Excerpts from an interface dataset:
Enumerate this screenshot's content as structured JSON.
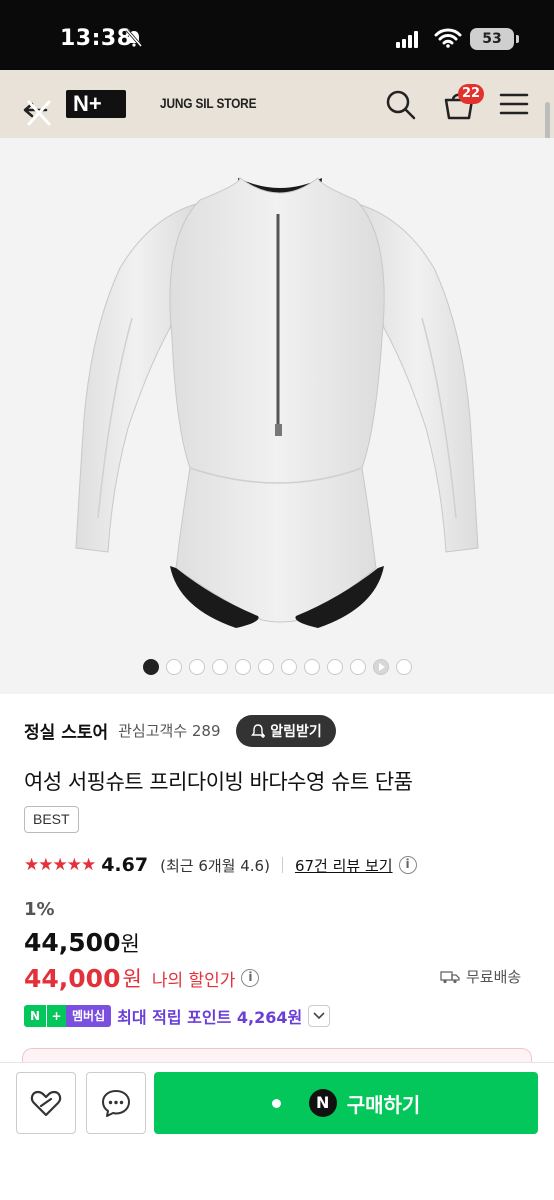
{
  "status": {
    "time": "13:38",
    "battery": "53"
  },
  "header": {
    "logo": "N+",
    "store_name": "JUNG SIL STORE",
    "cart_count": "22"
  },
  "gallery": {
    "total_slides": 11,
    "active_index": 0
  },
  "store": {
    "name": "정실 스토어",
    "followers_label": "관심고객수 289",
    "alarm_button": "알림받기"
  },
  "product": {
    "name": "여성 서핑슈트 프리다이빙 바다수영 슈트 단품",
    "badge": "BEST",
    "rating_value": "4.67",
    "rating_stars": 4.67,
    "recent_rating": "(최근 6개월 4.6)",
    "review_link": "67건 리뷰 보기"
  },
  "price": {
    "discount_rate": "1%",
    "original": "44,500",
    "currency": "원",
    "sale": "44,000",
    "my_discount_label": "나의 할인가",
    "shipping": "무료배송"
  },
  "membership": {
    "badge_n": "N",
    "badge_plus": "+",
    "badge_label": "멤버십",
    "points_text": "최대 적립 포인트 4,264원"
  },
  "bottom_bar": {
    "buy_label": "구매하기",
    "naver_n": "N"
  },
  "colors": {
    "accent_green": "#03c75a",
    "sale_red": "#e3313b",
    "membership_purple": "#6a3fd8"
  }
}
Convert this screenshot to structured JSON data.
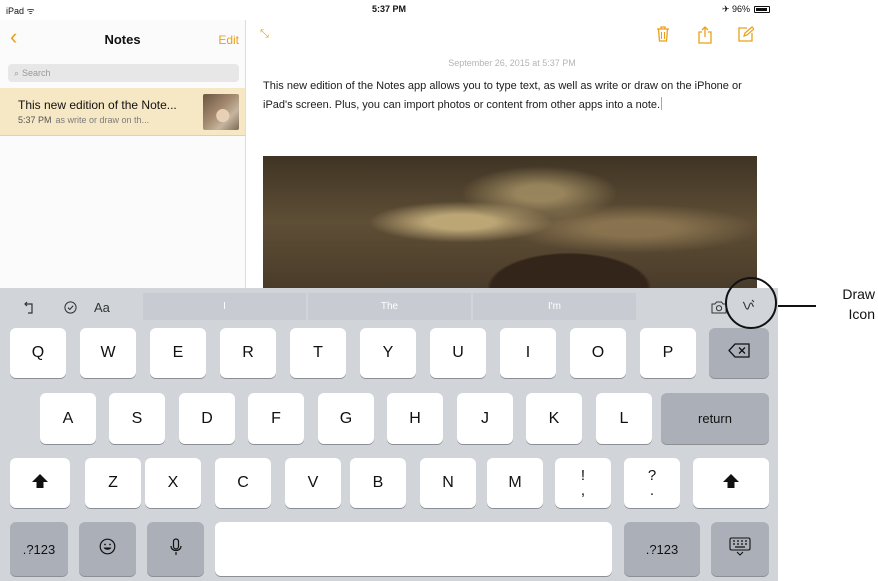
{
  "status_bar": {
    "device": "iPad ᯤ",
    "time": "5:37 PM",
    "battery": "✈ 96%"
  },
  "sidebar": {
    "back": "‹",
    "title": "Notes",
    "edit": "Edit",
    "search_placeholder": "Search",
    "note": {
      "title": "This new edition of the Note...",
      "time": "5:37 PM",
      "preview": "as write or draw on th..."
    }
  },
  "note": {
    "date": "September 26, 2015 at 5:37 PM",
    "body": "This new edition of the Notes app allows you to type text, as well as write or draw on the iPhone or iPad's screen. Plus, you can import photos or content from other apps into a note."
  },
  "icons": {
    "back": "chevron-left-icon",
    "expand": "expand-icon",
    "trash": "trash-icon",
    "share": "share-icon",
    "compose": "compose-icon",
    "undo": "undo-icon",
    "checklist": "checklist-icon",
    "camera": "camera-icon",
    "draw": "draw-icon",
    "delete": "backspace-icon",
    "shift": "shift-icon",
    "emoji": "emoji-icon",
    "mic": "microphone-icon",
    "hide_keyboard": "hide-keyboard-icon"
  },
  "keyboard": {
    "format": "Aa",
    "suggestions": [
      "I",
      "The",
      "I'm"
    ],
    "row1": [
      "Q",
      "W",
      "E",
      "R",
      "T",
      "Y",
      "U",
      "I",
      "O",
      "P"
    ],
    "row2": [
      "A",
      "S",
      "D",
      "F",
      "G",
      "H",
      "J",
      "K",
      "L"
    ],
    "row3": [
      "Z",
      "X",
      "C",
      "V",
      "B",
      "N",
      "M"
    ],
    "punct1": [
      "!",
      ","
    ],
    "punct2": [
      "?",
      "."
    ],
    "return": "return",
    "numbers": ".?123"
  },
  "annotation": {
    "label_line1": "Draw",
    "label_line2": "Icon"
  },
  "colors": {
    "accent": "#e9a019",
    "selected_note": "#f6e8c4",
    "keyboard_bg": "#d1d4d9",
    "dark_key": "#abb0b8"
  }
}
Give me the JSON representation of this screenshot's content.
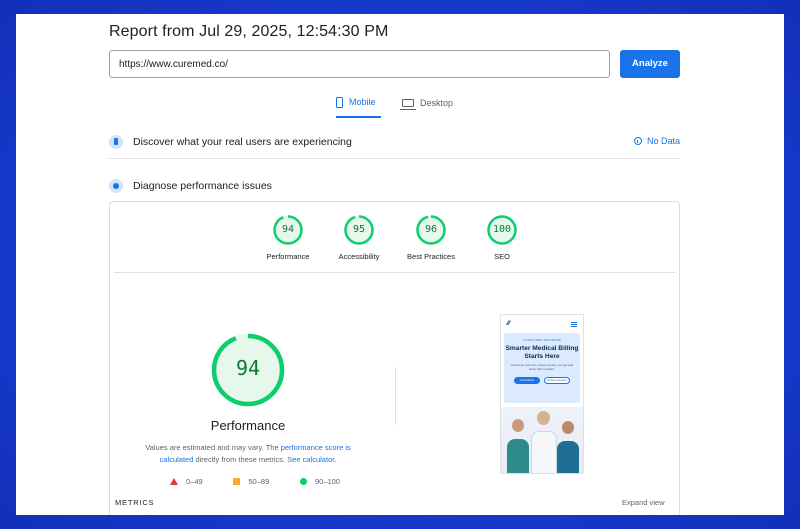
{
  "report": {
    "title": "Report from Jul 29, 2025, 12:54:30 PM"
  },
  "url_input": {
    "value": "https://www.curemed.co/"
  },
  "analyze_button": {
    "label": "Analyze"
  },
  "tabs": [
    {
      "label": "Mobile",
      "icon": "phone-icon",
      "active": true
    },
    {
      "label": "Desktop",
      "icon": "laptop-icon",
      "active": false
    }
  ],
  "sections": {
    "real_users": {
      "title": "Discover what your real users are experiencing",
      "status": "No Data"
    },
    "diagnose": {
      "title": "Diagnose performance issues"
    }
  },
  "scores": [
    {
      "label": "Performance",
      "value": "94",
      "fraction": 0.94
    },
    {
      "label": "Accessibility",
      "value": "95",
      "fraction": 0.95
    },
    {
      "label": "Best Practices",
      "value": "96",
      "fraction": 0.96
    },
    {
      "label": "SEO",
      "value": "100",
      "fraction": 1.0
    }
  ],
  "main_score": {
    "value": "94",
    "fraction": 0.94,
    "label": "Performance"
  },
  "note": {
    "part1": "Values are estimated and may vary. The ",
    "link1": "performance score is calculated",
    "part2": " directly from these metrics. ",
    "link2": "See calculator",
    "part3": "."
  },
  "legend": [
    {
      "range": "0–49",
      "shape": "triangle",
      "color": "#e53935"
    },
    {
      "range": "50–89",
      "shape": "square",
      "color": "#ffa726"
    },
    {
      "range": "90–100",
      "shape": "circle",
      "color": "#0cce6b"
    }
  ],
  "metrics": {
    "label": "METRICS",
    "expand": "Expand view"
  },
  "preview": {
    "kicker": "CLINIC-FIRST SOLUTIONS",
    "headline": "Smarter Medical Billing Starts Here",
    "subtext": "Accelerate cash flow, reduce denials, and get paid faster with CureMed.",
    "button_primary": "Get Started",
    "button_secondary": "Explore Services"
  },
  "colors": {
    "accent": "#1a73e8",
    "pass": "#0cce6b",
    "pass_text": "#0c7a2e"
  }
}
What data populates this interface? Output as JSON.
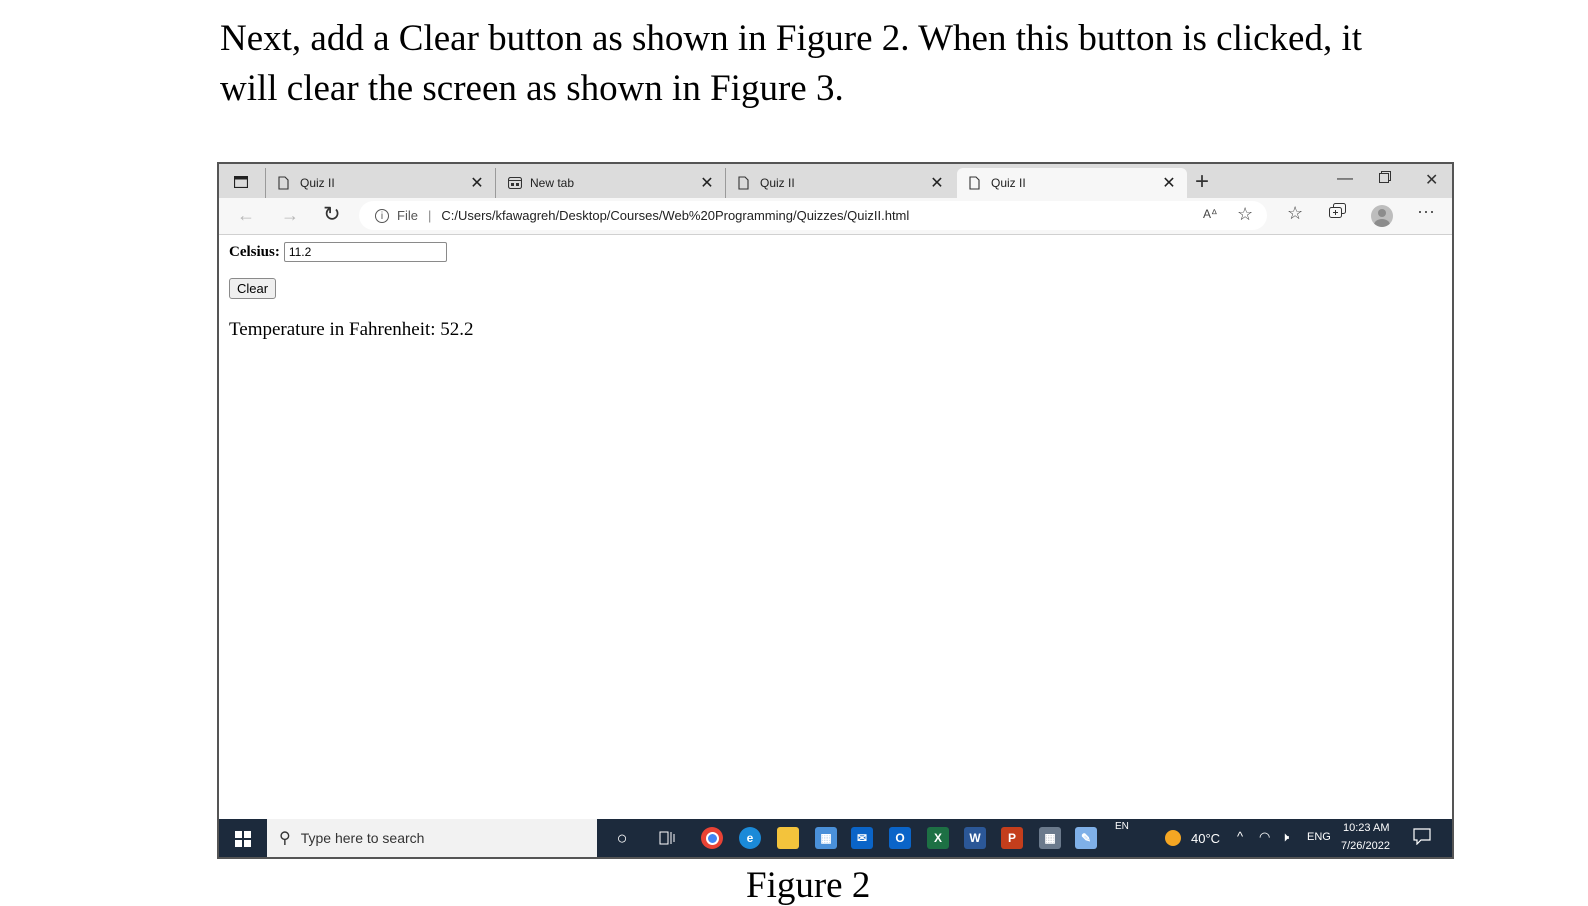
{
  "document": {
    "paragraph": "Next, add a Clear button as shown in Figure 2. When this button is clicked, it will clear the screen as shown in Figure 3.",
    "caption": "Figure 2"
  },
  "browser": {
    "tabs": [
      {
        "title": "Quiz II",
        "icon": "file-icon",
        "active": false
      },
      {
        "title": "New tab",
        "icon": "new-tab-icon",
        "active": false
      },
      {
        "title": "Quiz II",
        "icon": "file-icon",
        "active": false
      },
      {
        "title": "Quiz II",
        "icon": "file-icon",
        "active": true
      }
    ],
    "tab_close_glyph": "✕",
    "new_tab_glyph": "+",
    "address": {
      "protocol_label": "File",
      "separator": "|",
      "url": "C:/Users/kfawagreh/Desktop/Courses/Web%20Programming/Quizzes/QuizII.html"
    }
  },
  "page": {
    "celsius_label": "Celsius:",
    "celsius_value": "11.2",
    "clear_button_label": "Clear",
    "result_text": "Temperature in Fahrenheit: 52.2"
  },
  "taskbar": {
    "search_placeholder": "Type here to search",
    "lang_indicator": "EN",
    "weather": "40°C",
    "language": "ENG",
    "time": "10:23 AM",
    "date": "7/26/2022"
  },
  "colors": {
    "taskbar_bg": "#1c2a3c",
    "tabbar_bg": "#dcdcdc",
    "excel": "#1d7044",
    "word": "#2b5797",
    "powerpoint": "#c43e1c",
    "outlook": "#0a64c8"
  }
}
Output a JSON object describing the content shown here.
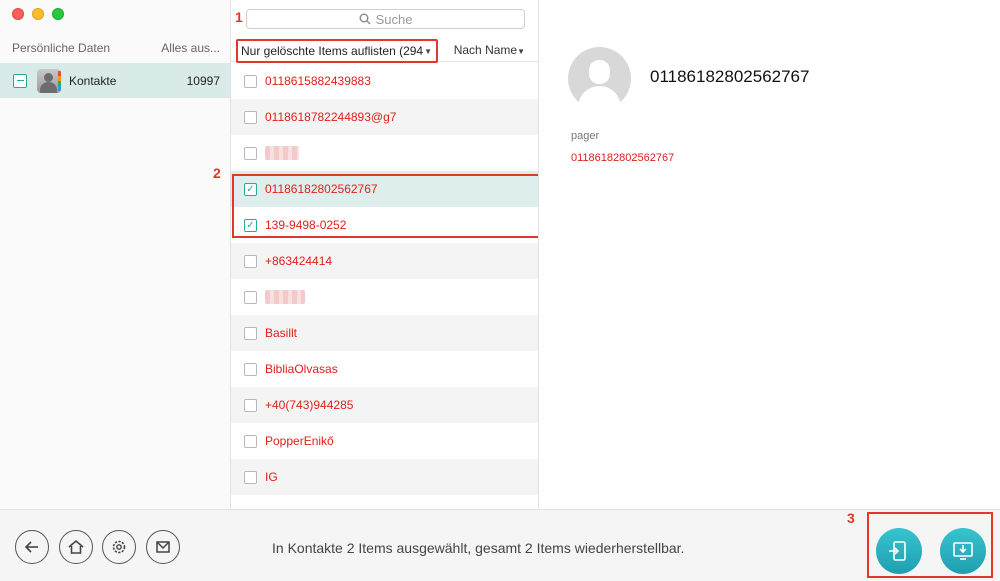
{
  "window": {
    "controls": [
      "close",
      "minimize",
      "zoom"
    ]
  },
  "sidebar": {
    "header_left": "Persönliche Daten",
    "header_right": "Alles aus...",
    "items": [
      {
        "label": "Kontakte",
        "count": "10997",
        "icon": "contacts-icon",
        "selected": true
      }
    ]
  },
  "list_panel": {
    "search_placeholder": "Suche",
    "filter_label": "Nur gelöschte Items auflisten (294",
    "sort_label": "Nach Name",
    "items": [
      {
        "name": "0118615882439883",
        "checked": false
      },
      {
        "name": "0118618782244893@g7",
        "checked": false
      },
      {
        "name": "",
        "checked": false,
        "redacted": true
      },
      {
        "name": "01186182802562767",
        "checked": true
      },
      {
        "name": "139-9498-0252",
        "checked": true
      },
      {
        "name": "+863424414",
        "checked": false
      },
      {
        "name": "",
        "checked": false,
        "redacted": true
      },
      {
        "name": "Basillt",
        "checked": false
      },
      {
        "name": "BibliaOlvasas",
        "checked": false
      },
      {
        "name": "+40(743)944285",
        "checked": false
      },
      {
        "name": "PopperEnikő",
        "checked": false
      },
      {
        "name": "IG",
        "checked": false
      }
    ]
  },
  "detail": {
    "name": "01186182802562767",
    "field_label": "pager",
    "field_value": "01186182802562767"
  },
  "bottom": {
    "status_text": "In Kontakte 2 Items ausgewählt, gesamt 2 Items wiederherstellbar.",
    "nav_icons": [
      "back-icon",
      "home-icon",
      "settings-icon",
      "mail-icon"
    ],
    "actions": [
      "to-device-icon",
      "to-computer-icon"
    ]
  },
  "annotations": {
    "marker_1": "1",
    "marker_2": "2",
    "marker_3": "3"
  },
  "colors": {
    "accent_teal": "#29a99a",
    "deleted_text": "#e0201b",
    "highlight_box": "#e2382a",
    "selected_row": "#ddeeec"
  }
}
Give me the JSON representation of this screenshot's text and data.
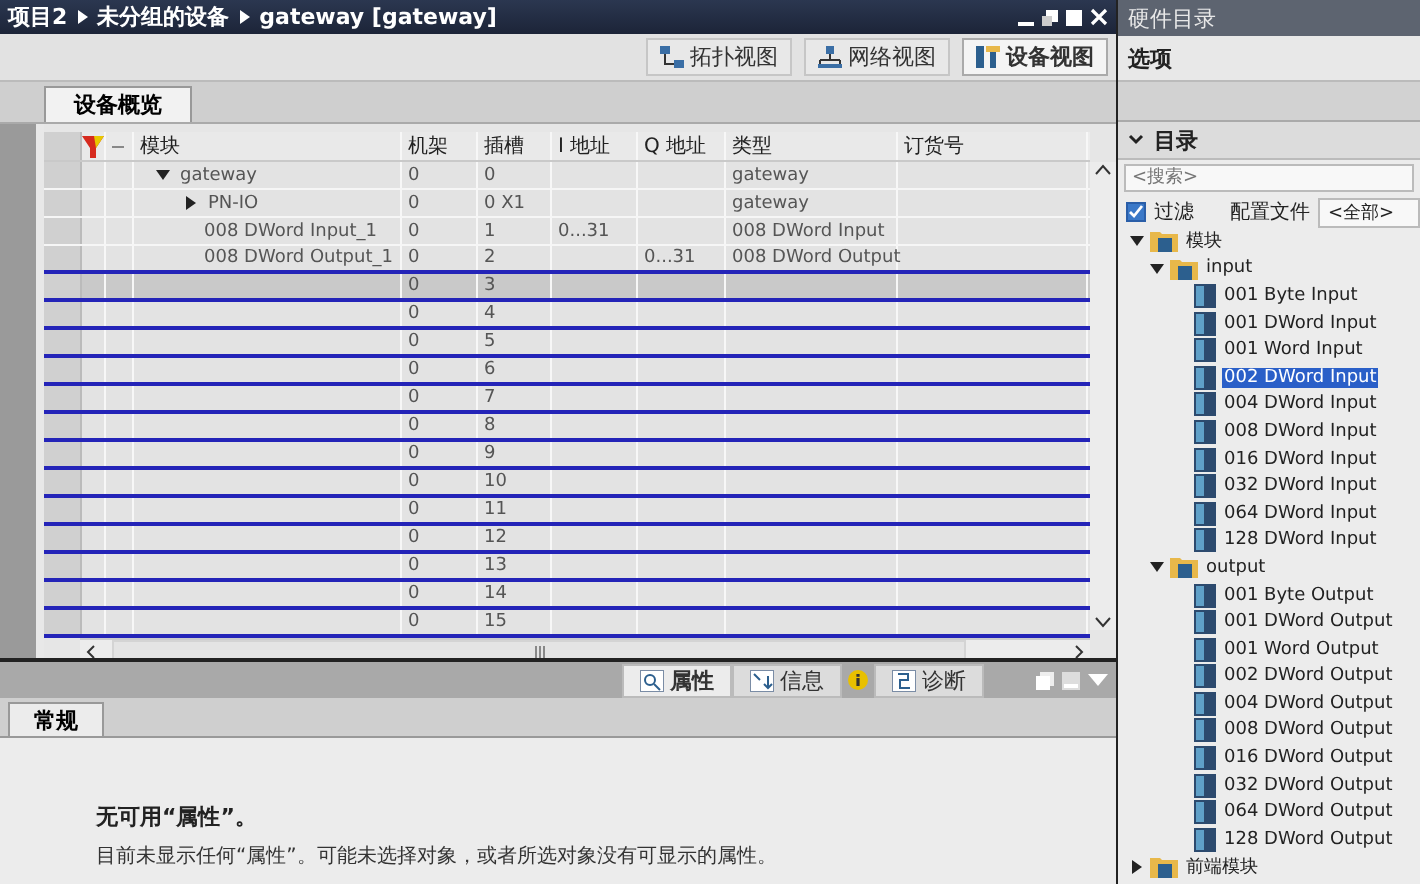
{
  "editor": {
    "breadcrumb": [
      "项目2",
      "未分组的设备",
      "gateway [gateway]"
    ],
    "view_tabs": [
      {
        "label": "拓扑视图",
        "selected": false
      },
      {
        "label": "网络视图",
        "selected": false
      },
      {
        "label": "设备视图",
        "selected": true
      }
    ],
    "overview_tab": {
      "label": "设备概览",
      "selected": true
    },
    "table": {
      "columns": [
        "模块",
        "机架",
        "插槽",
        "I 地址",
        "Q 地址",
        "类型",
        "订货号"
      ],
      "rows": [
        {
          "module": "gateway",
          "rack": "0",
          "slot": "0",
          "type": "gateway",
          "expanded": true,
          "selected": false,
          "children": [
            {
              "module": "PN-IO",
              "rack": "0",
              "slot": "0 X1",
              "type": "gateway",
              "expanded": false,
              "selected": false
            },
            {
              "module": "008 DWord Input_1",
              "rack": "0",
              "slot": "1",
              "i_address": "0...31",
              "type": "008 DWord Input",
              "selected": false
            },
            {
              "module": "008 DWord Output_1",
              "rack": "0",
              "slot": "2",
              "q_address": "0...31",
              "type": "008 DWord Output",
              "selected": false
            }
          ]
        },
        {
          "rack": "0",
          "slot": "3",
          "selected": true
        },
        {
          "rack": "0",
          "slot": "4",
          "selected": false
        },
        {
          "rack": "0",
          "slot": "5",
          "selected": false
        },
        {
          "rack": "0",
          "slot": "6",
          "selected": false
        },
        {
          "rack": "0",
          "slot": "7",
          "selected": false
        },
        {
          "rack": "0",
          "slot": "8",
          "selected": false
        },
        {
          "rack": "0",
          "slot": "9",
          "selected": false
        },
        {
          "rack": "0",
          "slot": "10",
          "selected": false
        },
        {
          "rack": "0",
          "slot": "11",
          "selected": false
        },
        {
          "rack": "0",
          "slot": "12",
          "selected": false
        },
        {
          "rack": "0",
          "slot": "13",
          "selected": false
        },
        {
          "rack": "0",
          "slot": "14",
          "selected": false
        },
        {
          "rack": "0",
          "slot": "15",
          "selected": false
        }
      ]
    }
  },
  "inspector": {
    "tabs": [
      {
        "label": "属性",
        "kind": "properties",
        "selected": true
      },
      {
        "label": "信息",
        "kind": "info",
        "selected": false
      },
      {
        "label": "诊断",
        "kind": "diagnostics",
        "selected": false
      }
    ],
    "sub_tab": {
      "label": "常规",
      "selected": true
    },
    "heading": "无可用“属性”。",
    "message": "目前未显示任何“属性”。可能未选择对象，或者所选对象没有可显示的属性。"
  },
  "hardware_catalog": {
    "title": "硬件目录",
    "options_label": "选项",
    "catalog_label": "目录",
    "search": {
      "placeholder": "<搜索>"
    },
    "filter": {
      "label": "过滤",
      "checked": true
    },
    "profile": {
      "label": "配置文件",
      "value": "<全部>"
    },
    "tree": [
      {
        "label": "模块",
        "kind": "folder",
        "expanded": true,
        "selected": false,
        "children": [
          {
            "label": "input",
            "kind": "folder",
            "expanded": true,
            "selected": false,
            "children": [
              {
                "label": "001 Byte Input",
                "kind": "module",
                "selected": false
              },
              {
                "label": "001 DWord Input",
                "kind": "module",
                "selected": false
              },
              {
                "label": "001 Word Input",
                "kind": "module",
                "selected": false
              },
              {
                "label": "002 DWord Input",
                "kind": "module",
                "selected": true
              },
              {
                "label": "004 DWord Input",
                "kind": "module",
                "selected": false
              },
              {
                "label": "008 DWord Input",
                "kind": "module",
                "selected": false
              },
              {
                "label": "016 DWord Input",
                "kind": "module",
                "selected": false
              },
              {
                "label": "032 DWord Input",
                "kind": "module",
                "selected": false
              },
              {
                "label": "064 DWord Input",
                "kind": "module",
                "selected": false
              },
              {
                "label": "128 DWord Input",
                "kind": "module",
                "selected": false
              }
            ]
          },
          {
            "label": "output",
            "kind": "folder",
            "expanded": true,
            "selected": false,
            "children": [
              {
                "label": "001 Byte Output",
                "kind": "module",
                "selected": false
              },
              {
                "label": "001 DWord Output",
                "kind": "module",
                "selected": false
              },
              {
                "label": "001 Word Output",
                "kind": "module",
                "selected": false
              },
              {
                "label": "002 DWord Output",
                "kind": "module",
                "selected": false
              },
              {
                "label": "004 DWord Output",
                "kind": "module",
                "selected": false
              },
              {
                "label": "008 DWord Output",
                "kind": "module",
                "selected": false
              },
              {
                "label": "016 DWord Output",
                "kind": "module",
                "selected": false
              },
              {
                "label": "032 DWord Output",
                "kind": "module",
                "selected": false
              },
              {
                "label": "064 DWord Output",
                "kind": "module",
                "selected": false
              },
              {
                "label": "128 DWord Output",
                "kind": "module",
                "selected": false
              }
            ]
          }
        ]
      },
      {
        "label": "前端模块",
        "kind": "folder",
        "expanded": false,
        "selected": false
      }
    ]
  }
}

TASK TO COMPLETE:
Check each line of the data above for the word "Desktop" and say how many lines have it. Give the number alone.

EXPECTED OUTPUT:
2